On Table are Food Stamps, Anti-Hunger Program, Crop
Reuters reported TODAY the
final stage of the long-delayed U.S. farm bill is about to begin, but drafting
a legislative compromise between the Senate and House of Representatives is
still hampered by deep partisan divisions over cuts in food stamps for the
Lawmakers in the House agreed
on today to open negotiations with the Senate over a final version of the
five-year, $500 billion bill. Its salient agricultural initiative, but one that
is mostly not controversial, is an expansion of federally subsidized crop
insurance by 10 percent.
The major dispute in the bill
is food stamps, which help low-income Americans, mostly children, the elderly
or disabled, to buy food.
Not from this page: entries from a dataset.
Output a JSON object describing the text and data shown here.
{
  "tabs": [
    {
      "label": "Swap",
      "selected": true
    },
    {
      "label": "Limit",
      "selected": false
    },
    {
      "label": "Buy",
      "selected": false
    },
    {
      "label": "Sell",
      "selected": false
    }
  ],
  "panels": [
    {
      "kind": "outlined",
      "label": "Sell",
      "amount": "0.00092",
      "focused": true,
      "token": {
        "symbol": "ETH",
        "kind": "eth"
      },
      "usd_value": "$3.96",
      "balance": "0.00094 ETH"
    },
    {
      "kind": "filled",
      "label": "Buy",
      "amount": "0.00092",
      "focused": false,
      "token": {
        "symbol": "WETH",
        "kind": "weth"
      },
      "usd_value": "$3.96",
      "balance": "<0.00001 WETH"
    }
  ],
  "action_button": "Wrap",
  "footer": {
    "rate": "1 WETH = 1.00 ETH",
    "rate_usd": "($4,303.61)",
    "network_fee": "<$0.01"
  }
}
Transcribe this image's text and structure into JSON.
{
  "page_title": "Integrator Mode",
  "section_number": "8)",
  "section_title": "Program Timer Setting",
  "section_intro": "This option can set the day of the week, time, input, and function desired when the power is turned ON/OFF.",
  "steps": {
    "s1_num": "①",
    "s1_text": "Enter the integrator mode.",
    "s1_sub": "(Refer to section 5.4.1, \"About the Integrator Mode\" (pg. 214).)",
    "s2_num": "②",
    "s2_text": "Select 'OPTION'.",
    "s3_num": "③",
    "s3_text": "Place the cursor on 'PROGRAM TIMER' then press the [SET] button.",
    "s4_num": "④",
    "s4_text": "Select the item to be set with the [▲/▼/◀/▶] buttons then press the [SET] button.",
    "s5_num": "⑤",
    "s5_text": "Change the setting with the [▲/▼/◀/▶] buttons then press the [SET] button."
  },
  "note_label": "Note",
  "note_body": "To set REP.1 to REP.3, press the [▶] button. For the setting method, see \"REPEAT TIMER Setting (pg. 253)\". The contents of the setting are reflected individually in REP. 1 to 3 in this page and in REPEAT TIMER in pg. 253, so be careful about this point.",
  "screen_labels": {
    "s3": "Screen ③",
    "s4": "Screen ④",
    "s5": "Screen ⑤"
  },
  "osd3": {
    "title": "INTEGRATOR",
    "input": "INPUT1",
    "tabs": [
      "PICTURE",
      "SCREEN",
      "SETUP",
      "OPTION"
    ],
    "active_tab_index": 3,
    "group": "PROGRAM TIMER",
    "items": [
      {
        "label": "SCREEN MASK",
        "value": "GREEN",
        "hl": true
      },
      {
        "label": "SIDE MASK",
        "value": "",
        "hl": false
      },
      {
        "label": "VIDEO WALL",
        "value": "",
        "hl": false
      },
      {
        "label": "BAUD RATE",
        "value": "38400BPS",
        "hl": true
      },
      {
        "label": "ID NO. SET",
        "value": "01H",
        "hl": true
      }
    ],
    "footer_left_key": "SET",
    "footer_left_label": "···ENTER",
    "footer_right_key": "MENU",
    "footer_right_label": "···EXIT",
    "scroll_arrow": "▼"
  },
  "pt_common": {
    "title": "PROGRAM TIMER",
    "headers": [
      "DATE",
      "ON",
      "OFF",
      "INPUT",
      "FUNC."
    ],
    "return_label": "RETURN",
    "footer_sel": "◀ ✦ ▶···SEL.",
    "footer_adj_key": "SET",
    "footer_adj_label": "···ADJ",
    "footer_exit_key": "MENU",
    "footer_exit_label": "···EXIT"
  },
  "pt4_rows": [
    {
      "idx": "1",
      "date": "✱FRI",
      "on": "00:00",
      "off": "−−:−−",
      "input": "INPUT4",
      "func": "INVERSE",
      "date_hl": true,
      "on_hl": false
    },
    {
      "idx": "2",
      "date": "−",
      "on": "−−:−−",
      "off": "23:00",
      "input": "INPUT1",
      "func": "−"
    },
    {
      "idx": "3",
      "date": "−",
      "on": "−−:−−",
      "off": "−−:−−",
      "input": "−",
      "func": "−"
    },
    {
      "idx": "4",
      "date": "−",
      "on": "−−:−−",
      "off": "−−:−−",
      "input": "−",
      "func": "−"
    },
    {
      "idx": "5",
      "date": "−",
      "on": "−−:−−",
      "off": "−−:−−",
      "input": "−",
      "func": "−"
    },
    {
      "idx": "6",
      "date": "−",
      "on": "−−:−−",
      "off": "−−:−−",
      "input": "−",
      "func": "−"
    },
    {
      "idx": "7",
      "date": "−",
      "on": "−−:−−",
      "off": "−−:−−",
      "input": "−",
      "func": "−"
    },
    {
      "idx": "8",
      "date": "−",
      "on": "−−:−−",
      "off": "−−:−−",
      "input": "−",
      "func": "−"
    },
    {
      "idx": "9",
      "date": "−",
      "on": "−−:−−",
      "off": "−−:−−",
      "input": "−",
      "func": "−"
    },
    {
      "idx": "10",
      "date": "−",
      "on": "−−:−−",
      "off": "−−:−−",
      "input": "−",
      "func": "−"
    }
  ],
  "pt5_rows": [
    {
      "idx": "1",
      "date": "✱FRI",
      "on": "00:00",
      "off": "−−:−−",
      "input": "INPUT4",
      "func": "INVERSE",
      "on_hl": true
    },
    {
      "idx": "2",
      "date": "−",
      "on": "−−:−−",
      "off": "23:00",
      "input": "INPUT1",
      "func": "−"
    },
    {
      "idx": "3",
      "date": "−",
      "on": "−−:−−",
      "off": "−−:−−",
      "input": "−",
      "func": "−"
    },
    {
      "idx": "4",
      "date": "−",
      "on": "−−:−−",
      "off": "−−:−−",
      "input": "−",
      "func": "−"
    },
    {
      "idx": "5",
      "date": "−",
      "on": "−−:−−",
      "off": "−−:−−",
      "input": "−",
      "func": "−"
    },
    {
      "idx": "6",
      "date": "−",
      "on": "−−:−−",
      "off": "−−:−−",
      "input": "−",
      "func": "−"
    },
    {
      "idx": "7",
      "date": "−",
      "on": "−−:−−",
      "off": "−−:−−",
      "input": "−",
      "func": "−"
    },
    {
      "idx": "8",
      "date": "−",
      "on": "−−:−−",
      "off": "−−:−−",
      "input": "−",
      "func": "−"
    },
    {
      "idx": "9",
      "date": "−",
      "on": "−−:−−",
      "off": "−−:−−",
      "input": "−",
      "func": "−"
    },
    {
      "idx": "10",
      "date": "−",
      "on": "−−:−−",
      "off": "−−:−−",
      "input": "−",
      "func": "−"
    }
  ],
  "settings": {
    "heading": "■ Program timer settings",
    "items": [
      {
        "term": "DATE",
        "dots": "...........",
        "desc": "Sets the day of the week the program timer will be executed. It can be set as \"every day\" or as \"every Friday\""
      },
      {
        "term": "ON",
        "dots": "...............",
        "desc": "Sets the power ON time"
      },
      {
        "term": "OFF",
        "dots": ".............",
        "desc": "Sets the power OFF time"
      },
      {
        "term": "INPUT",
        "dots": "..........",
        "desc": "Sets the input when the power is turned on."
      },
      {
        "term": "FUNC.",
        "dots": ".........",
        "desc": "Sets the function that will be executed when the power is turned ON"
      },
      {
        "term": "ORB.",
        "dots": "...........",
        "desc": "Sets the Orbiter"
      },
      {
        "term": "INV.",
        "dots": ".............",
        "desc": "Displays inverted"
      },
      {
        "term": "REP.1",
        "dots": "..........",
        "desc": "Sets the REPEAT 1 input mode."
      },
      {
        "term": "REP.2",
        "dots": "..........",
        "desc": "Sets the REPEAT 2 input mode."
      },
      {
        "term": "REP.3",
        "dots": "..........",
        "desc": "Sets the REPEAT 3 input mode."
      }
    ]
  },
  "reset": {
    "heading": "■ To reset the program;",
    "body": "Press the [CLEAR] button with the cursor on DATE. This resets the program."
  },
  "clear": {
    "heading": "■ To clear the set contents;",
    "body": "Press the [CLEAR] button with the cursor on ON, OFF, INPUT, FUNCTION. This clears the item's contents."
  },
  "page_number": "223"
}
The latest figures show a near-record 47.8 million
people received benefits averaging $133 a month.
House wants to cut the major U.S. anti-hunger program by $39 billion over a
decade, nearly 10 times the reduction proposed by the Democrat-run Senate. The
tighter eligibility rules in the House plan would cut 4 million people from the
program in 2014.
House Majority Leader Eric
Cantor was the leading proponent of the cuts. Virginia Foxx, a North Carolina
Republican said, "We believe by reforming food stamps we will save the
program for the truly needy,"
House Democrats regard the
Republicans as putting an undue burden on recipients.
Jim Clyburn of South Carolina
cited language to require food stamp applicants to take a drug test and
suggested, "You ought to test all those people getting farm subsidies and
see if they are deserving of federal benefits."
In a tactical move, House
Republicans would split the farm bill in two for review in the future. The food
stamp program would be considered every three years, while agricultural
programs would be on a five-year cycle.
Conservatives say it will be
easier to win reforms under that format. Nutrition and farm subsidy programs
have been tied together since the 1970s, creating a coalition of farm-state and
Colin Peterson of Minnesota,
the Democratic leader on the House Agriculture Committee, said the division
could mean the end of farm bills, as they have been known until now.
"We need a full conference
to work out some big differences," conceded Frank Lucas, chairman of the
House Agriculture Committee.
Congress is a year behind
schedule in writing a successor to the 2008 farm law, which expired a year ago
and was revived early this year. It died again at the same time the government
went into a partial shutdown.
"The big question is if
we're going to get a new farm bill," said Craig Cox of the Environmental
Working Group. "I think there's a long way to go from where we are today
to a farm bill that can pass on the floor of the Senate and the House."
Democrats voted en masse
against food stamp cuts. Tea Party-influenced Republicans assured defeat of the
original House farm bill in June because they wanted deeper cuts than the $20
billion proposed. It was the first time the House defeated a farm bill.
provisions, the most contentious are likely to be Senate proposals to require
farmers to practice soil conservation to qualify for premium subsidies on crop
insurance, and to require the wealthiest growers, with more than $750,000
adjusted gross income a year, to pay a larger share of the premium. The House
has rejected similar ideas.
Crop insurance is the largest
part of the farm safety net, costing about $9 billion a year.
Labels: Anti-Hunger Program, Crop Insurance, Farm Bill For Final Face-off, On Table are food stamps